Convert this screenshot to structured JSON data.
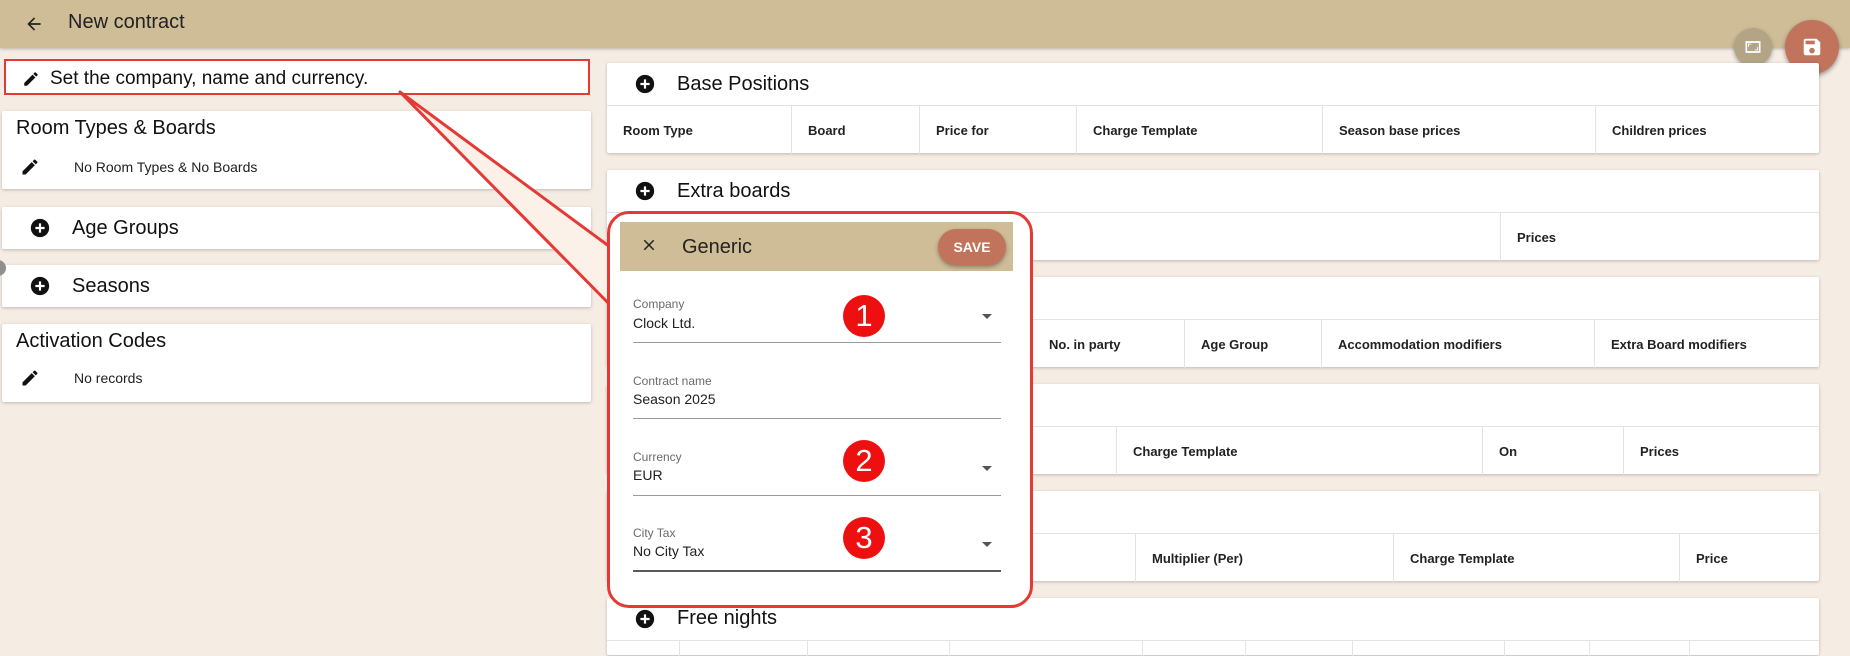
{
  "app_bar": {
    "title": "New contract",
    "back_icon": "arrow-back-icon",
    "color": "#cfbd98"
  },
  "fabs": {
    "fullscreen_icon": "fullscreen-icon",
    "save_icon": "floppy-disk-icon",
    "save_color": "#c2735c"
  },
  "hint": {
    "text": "Set the company, name and currency.",
    "icon": "pencil-icon",
    "border_color": "#e53935"
  },
  "left_panel": {
    "room_types": {
      "title": "Room Types & Boards",
      "sub": "No Room Types & No Boards"
    },
    "age_groups": {
      "title": "Age Groups"
    },
    "seasons": {
      "title": "Seasons"
    },
    "activation_codes": {
      "title": "Activation Codes",
      "sub": "No records"
    }
  },
  "right_panel": {
    "base_positions": {
      "title": "Base Positions",
      "columns": [
        "Room Type",
        "Board",
        "Price for",
        "Charge Template",
        "Season base prices",
        "Children prices"
      ]
    },
    "extra_boards": {
      "title": "Extra boards",
      "columns": [
        "Prices"
      ]
    },
    "section3": {
      "columns": [
        "No. in party",
        "Age Group",
        "Accommodation modifiers",
        "Extra Board modifiers"
      ]
    },
    "section4": {
      "columns": [
        "Charge Template",
        "On",
        "Prices"
      ]
    },
    "section5": {
      "columns": [
        "Multiplier (Per)",
        "Charge Template",
        "Price"
      ]
    },
    "free_nights": {
      "title": "Free nights"
    }
  },
  "dialog": {
    "title": "Generic",
    "save_label": "SAVE",
    "fields": {
      "company": {
        "label": "Company",
        "value": "Clock Ltd."
      },
      "contract_name": {
        "label": "Contract name",
        "value": "Season 2025"
      },
      "currency": {
        "label": "Currency",
        "value": "EUR"
      },
      "city_tax": {
        "label": "City Tax",
        "value": "No City Tax"
      }
    },
    "markers": [
      "1",
      "2",
      "3"
    ],
    "marker_color": "#ee1010"
  }
}
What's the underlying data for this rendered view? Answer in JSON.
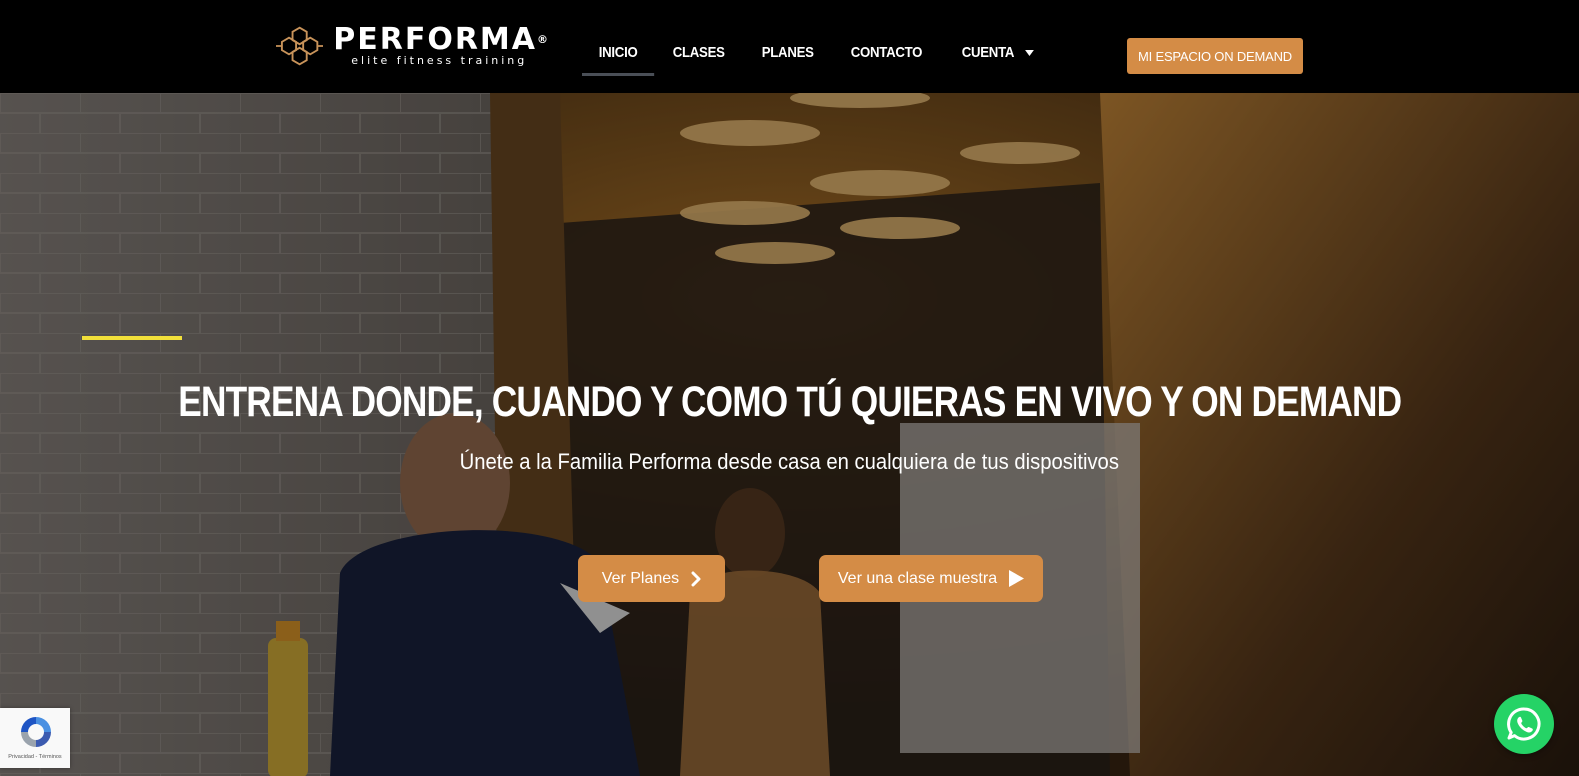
{
  "brand": {
    "name": "PERFORMA",
    "registered_mark": "®",
    "tagline": "elite fitness training",
    "logo_icon": "hexagon-cluster-logo-icon",
    "accent_color": "#d48c46"
  },
  "nav": {
    "items": [
      {
        "label": "INICIO",
        "active": true
      },
      {
        "label": "CLASES",
        "active": false
      },
      {
        "label": "PLANES",
        "active": false
      },
      {
        "label": "CONTACTO",
        "active": false
      },
      {
        "label": "CUENTA",
        "active": false,
        "icon": "caret-down-icon"
      }
    ],
    "cta_label": "MI ESPACIO ON DEMAND"
  },
  "hero": {
    "title": "ENTRENA DONDE, CUANDO Y COMO TÚ QUIERAS EN VIVO Y ON DEMAND",
    "subtitle": "Únete a la Familia Performa desde casa en cualquiera de tus dispositivos",
    "accent_line_color": "#f2e03a",
    "buttons": [
      {
        "label": "Ver Planes",
        "icon": "chevron-right-icon"
      },
      {
        "label": "Ver una clase muestra",
        "icon": "play-icon"
      }
    ]
  },
  "recaptcha": {
    "text": "Privacidad - Términos",
    "icon": "recaptcha-icon"
  },
  "whatsapp": {
    "icon": "whatsapp-icon",
    "color": "#25d366"
  }
}
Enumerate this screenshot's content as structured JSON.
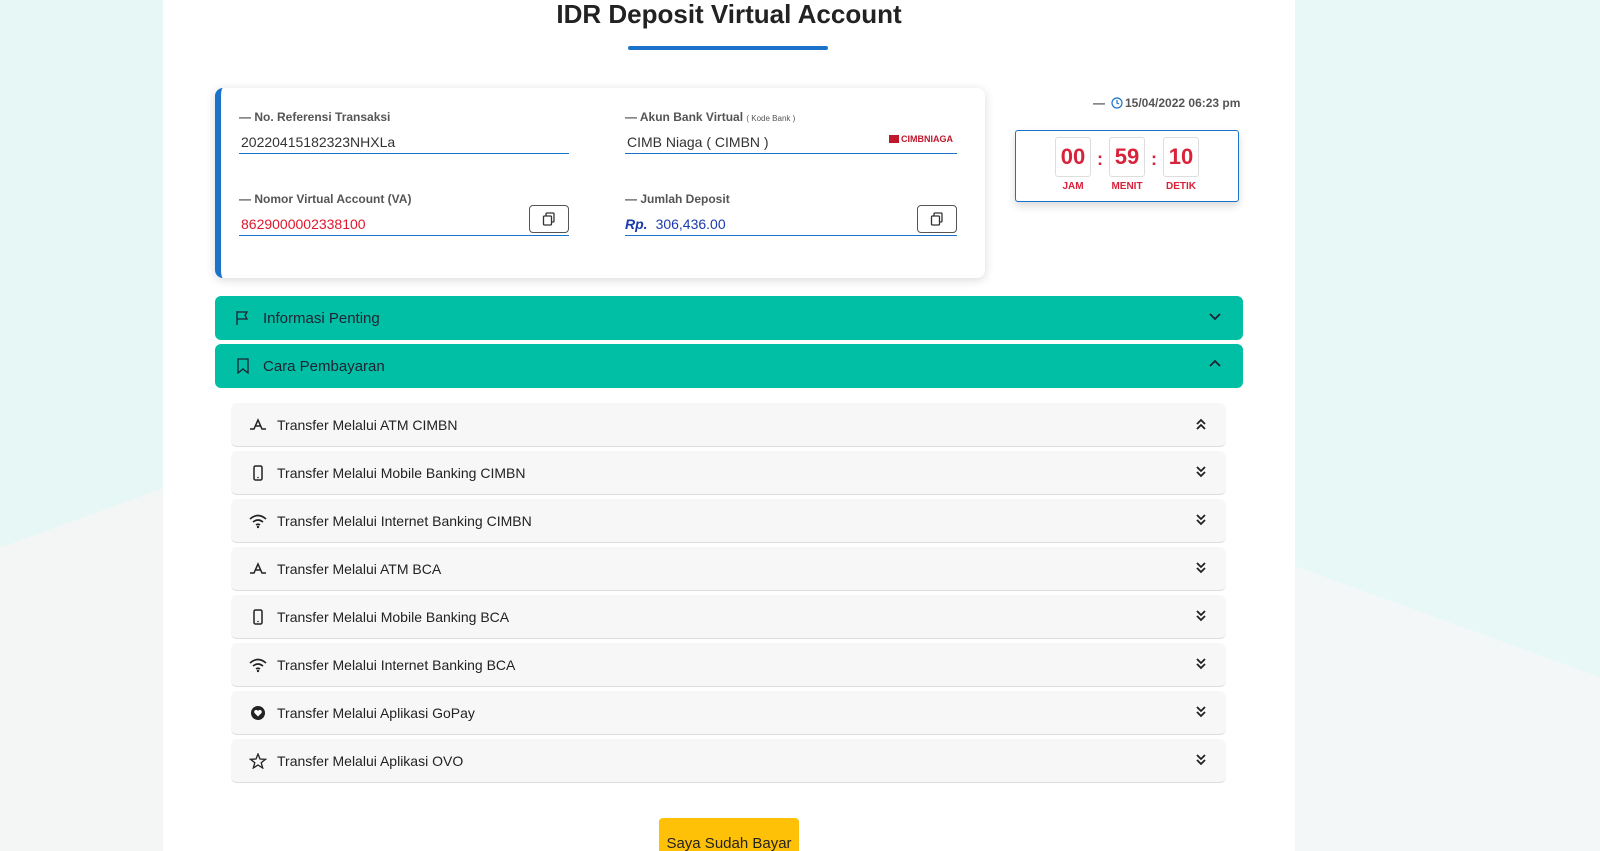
{
  "title": "IDR Deposit Virtual Account",
  "fields": {
    "reference": {
      "label": "— No. Referensi Transaksi",
      "value": "20220415182323NHXLa"
    },
    "bank": {
      "label": "— Akun Bank Virtual",
      "label_small": "( Kode Bank )",
      "value": "CIMB Niaga ( CIMBN )",
      "logo_text": "CIMBNIAGA"
    },
    "va": {
      "label": "— Nomor Virtual Account (VA)",
      "value": "8629000002338100"
    },
    "deposit": {
      "label": "— Jumlah Deposit",
      "currency": "Rp.",
      "value": "306,436.00"
    }
  },
  "datetime": "15/04/2022 06:23 pm",
  "datetime_prefix": "—",
  "timer": {
    "hours": "00",
    "minutes": "59",
    "seconds": "10",
    "hours_label": "JAM",
    "minutes_label": "MENIT",
    "seconds_label": "DETIK",
    "separator": ":"
  },
  "accordions": {
    "info": {
      "label": "Informasi Penting",
      "icon": "flag-icon"
    },
    "payment": {
      "label": "Cara Pembayaran",
      "icon": "bookmark-icon"
    }
  },
  "methods": [
    {
      "label": "Transfer Melalui ATM CIMBN",
      "icon": "atm-icon"
    },
    {
      "label": "Transfer Melalui Mobile Banking CIMBN",
      "icon": "phone-icon"
    },
    {
      "label": "Transfer Melalui Internet Banking CIMBN",
      "icon": "wifi-icon"
    },
    {
      "label": "Transfer Melalui ATM BCA",
      "icon": "atm-icon"
    },
    {
      "label": "Transfer Melalui Mobile Banking BCA",
      "icon": "phone-icon"
    },
    {
      "label": "Transfer Melalui Internet Banking BCA",
      "icon": "wifi-icon"
    },
    {
      "label": "Transfer Melalui Aplikasi GoPay",
      "icon": "heart-circle-icon"
    },
    {
      "label": "Transfer Melalui Aplikasi OVO",
      "icon": "star-icon"
    }
  ],
  "pay_button": "Saya Sudah Bayar",
  "colors": {
    "accent": "#1a73c9",
    "teal": "#00bfa5",
    "red": "#e0182d",
    "yellow": "#ffc107"
  }
}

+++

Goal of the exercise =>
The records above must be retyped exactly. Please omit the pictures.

Answer space =>
Convert this screenshot to structured JSON data.
{
  "app_bar": {
    "title": "New contract",
    "back_icon": "arrow-back-icon",
    "color": "#cfbd98"
  },
  "fabs": {
    "fullscreen_icon": "fullscreen-icon",
    "save_icon": "floppy-disk-icon",
    "save_color": "#c2735c"
  },
  "hint": {
    "text": "Set the company, name and currency.",
    "icon": "pencil-icon",
    "border_color": "#e53935"
  },
  "left_panel": {
    "room_types": {
      "title": "Room Types & Boards",
      "sub": "No Room Types & No Boards"
    },
    "age_groups": {
      "title": "Age Groups"
    },
    "seasons": {
      "title": "Seasons"
    },
    "activation_codes": {
      "title": "Activation Codes",
      "sub": "No records"
    }
  },
  "right_panel": {
    "base_positions": {
      "title": "Base Positions",
      "columns": [
        "Room Type",
        "Board",
        "Price for",
        "Charge Template",
        "Season base prices",
        "Children prices"
      ]
    },
    "extra_boards": {
      "title": "Extra boards",
      "columns": [
        "Prices"
      ]
    },
    "section3": {
      "columns": [
        "No. in party",
        "Age Group",
        "Accommodation modifiers",
        "Extra Board modifiers"
      ]
    },
    "section4": {
      "columns": [
        "Charge Template",
        "On",
        "Prices"
      ]
    },
    "section5": {
      "columns": [
        "Multiplier (Per)",
        "Charge Template",
        "Price"
      ]
    },
    "free_nights": {
      "title": "Free nights"
    }
  },
  "dialog": {
    "title": "Generic",
    "save_label": "SAVE",
    "fields": {
      "company": {
        "label": "Company",
        "value": "Clock Ltd."
      },
      "contract_name": {
        "label": "Contract name",
        "value": "Season 2025"
      },
      "currency": {
        "label": "Currency",
        "value": "EUR"
      },
      "city_tax": {
        "label": "City Tax",
        "value": "No City Tax"
      }
    },
    "markers": [
      "1",
      "2",
      "3"
    ],
    "marker_color": "#ee1010"
  }
}
What's the underlying data for this rendered view? Answer in JSON.
{
  "brand": {
    "name": "PERFORMA",
    "registered_mark": "®",
    "tagline": "elite fitness training",
    "logo_icon": "hexagon-cluster-logo-icon",
    "accent_color": "#d48c46"
  },
  "nav": {
    "items": [
      {
        "label": "INICIO",
        "active": true
      },
      {
        "label": "CLASES",
        "active": false
      },
      {
        "label": "PLANES",
        "active": false
      },
      {
        "label": "CONTACTO",
        "active": false
      },
      {
        "label": "CUENTA",
        "active": false,
        "icon": "caret-down-icon"
      }
    ],
    "cta_label": "MI ESPACIO ON DEMAND"
  },
  "hero": {
    "title": "ENTRENA DONDE, CUANDO Y COMO TÚ QUIERAS EN VIVO Y ON DEMAND",
    "subtitle": "Únete a la Familia Performa desde casa en cualquiera de tus dispositivos",
    "accent_line_color": "#f2e03a",
    "buttons": [
      {
        "label": "Ver Planes",
        "icon": "chevron-right-icon"
      },
      {
        "label": "Ver una clase muestra",
        "icon": "play-icon"
      }
    ]
  },
  "recaptcha": {
    "text": "Privacidad - Términos",
    "icon": "recaptcha-icon"
  },
  "whatsapp": {
    "icon": "whatsapp-icon",
    "color": "#25d366"
  }
}
Enumerate this screenshot's content as structured JSON.
{
  "title": "IDR Deposit Virtual Account",
  "fields": {
    "reference": {
      "label": "— No. Referensi Transaksi",
      "value": "20220415182323NHXLa"
    },
    "bank": {
      "label": "— Akun Bank Virtual",
      "label_small": "( Kode Bank )",
      "value": "CIMB Niaga ( CIMBN )",
      "logo_text": "CIMBNIAGA"
    },
    "va": {
      "label": "— Nomor Virtual Account (VA)",
      "value": "8629000002338100"
    },
    "deposit": {
      "label": "— Jumlah Deposit",
      "currency": "Rp.",
      "value": "306,436.00"
    }
  },
  "datetime": "15/04/2022 06:23 pm",
  "datetime_prefix": "—",
  "timer": {
    "hours": "00",
    "minutes": "59",
    "seconds": "10",
    "hours_label": "JAM",
    "minutes_label": "MENIT",
    "seconds_label": "DETIK",
    "separator": ":"
  },
  "accordions": {
    "info": {
      "label": "Informasi Penting",
      "icon": "flag-icon"
    },
    "payment": {
      "label": "Cara Pembayaran",
      "icon": "bookmark-icon"
    }
  },
  "methods": [
    {
      "label": "Transfer Melalui ATM CIMBN",
      "icon": "atm-icon"
    },
    {
      "label": "Transfer Melalui Mobile Banking CIMBN",
      "icon": "phone-icon"
    },
    {
      "label": "Transfer Melalui Internet Banking CIMBN",
      "icon": "wifi-icon"
    },
    {
      "label": "Transfer Melalui ATM BCA",
      "icon": "atm-icon"
    },
    {
      "label": "Transfer Melalui Mobile Banking BCA",
      "icon": "phone-icon"
    },
    {
      "label": "Transfer Melalui Internet Banking BCA",
      "icon": "wifi-icon"
    },
    {
      "label": "Transfer Melalui Aplikasi GoPay",
      "icon": "heart-circle-icon"
    },
    {
      "label": "Transfer Melalui Aplikasi OVO",
      "icon": "star-icon"
    }
  ],
  "pay_button": "Saya Sudah Bayar",
  "colors": {
    "accent": "#1a73c9",
    "teal": "#00bfa5",
    "red": "#e0182d",
    "yellow": "#ffc107"
  }
}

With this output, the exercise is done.